Mortality 31% lower at three years

Men with nonmetastatic, castration-resistant prostate cancer whose PSA doubling time was less than 10 months had a 31% lower risk of death at three years if treated with darolutamide, according to the final analysis of data from the ARAMIS trial.

“Overall survival at 3 years was 83% (95% confidence interval [CI], 80-86) in the darolutamide group and 77% (95% CI, 72-81) in the placebo group,” wrote Karim Fizazi, MD, of Institut Gustave Roussy, University of Paris-Saclay, Villejuif, and colleagues in The New England Journal of Medicine.

ARAMIS was a double-blind, placebo-controlled trial of 1,509 men with nonmetastatic, castration-resistant cancer, a baseline PSA level of at least 2 ng per milliliter, a PSA doubling time ≤10 months, and an Eastern Cooperative Oncology Group (ECOG) performance status score of 0 or 1 (on a scale from 1-5, with higher scores indicating greater disability) — of these, 955 were randomized to darolutamide and 554 were randomized to placebo. The men were enrolled from Sep. 2014 through March 2018 and the median follow-up was 29 months.

“At the time of unblinding of the data, all 170 patients who were still receiving placebo crossed over to receive darolutamide; 137 patients who had discontinued placebo before unblinding had occurred received at least one other life-prolonging therapy,” the study authors wrote. “The risk of death was significantly lower, by 31%, in the darolutamide group than in the placebo group (hazard ratio for death, 0.69; 95% CI, 0.53-0.88; P=0.003). Darolutamide was also associated with a significant benefit with respect to all other secondary end points, including the time to first symptomatic skeletal event and the time to first use of cytotoxic chemotherapy.”

Of note, prostate cancer-related death was the leading cause of death in both treatment arms: 80 of 149 deaths in the darolutamide arm and 56 of the 106 deaths in the placebo arm.
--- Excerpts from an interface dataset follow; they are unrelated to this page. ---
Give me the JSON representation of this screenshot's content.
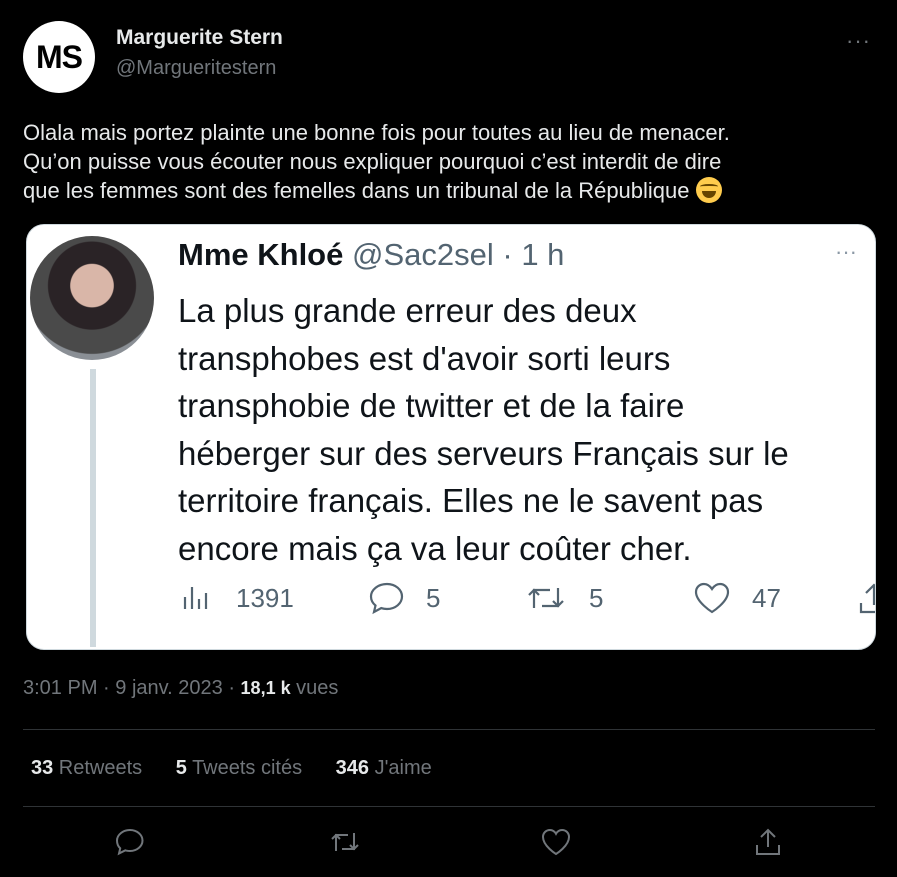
{
  "author": {
    "avatar_text": "MS",
    "name": "Marguerite Stern",
    "handle": "@Margueritestern",
    "more": "···"
  },
  "tweet": {
    "text_line1": "Olala mais portez plainte une bonne fois pour toutes au lieu de menacer.",
    "text_line2": "Qu’on puisse vous écouter nous expliquer pourquoi c’est interdit de dire",
    "text_line3": "que les femmes sont des femelles dans un tribunal de la République",
    "emoji": "face-with-tears-of-joy"
  },
  "quoted": {
    "name": "Mme Khloé",
    "handle": "@Sac2sel",
    "sep": " · ",
    "time": "1 h",
    "more": "···",
    "lines": [
      "La plus grande erreur des deux",
      "transphobes est d'avoir sorti leurs",
      "transphobie de twitter et de la faire",
      "héberger sur des serveurs Français sur le",
      "territoire français. Elles ne le savent pas",
      "encore mais ça va leur coûter cher."
    ],
    "stats": {
      "views": "1391",
      "replies": "5",
      "retweets": "5",
      "likes": "47"
    }
  },
  "meta": {
    "time": "3:01 PM",
    "sep1": " · ",
    "date": "9 janv. 2023",
    "sep2": " · ",
    "views_count": "18,1 k",
    "views_label": " vues"
  },
  "stats": {
    "retweets_count": "33",
    "retweets_label": " Retweets",
    "quotes_count": "5",
    "quotes_label": " Tweets cités",
    "likes_count": "346",
    "likes_label": " J'aime"
  }
}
However, most of those deaths occurred after treatment was discontinued.

“However, the trial was not powered to assess the treatment effect of darolutamide on deaths due to prostate cancer,” the study authors noted. “The treatment effect on overall survival consistently favored darolutamide over placebo in prespecified subgroups, including those defined according to baseline PSA doubling time of 6 months or less or more than 6 months, geographic region, presence or absence of lymph-node involvement at baseline, and baseline ECOG performance status score of 0 or 1 (although the confidence intervals in some subgroups with a smaller sample size crossed 1.00).”

Fizazi and colleagues pointed out that the benefit of darolutamide was evident at 18 months and the separation between the two groups “was maintained over time. This overall survival benefit was observed despite the fact that more than half of the patients in the placebo group (307 of 554 patients) received subsequent treatment with darolutamide or other life-prolonging therapy.”

The safety profile of darolutamide did not differ from that reported in earlier trials. “The incidence of adverse events commonly associated with androgen-receptor inhibitors, including falls, seizures, mental-impairment disorders, and hypertension, was similar in the two groups. The incidence of fractures was slightly higher in the darolutamide group than in the placebo group; however, after adjustment for the duration of exposure, the between-group difference decreased,” they wrote. “This updated analysis of the ARAMIS trial confirms the low potential for central nervous system–related effects expected with darolutamide, which has been postulated to be due to the very low penetration of the blood–brain barrier that has been reported in preclinical and clinical studies of darolutamide.”

The authors noted that a major strength of the trial was its large size, which allowed for “a robust statistical analysis, particularly for the reported overall survival analysis with extended follow-up.” However, the authors also noted that one important limitation of the study was “the small size of some subgroups, hence, the low numbers of events in these subgroups and the low numbers of patients of particular races or ethnic groups (e.g., only 52 patients of African descent); therefore, no conclusions can be drawn about efficacy in these specific groups of patients.”

  1. Note that darolutamide demonstrated benefit over placebo as early as 18 months after initiation.

  2. Be aware that the trial was not powered to assess the effect of darolutamide treatment on prostate cancer-related mortality.

Peggy Peck, Editor-in-Chief, BreakingMED™

The trial was supported by Bayer HealthCare and Orion Pharma.

Fizazi reported receiving consulting fees, honoraria, and travel support from Janssen, consulting fees and honoraria from Bayer, Astellas Pharma, and Sanofi, consulting fees from Orion Pharma, consulting fees, paid to his institution, from CureVac, AstraZeneca, ESSA Pharma, and Roche, and consulting fees, paid to his institution, and travel support from Amgen.

Cat ID: 25

Topic ID: 78,25,730,25,192,73,925